▸ **SOURCE MATERIAL**

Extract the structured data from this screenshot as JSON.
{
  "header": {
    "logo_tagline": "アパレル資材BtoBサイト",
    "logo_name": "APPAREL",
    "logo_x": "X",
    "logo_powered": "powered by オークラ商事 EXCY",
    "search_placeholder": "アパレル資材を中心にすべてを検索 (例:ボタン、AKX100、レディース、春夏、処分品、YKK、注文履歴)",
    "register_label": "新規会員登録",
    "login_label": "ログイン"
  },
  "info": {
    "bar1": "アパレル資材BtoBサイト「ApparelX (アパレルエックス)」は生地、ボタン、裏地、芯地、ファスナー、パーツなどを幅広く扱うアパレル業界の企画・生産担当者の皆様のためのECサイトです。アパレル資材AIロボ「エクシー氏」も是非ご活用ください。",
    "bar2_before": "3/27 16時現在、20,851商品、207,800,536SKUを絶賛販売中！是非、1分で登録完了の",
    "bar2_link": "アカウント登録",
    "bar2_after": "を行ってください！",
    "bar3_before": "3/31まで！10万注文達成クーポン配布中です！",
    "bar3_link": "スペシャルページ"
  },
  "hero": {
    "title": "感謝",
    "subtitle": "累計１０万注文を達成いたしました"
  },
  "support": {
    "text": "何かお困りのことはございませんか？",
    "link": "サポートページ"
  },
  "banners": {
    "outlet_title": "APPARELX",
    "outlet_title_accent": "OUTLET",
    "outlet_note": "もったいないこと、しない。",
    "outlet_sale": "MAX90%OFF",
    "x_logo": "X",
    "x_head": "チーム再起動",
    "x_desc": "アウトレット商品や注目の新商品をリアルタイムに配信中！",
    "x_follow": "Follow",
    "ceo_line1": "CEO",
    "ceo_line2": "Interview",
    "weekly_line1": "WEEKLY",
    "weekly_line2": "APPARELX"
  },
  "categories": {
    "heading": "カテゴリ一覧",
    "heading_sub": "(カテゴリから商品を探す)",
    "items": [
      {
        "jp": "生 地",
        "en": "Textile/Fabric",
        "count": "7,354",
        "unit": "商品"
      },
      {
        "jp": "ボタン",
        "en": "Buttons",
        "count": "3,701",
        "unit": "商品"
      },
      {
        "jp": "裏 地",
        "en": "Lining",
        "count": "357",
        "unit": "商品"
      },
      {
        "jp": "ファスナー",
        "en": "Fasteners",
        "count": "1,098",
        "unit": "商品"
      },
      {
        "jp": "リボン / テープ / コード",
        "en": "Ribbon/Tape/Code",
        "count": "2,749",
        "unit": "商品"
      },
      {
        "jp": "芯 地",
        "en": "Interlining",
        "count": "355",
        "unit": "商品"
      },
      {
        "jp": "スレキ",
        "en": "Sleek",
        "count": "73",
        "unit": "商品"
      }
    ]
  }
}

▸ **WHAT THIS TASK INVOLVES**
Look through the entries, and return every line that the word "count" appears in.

▸ **WRITTEN ANSWER**
        "count": "7,354",
        "count": "3,701",
        "count": "357",
        "count": "1,098",
        "count": "2,749",
        "count": "355",
        "count": "73",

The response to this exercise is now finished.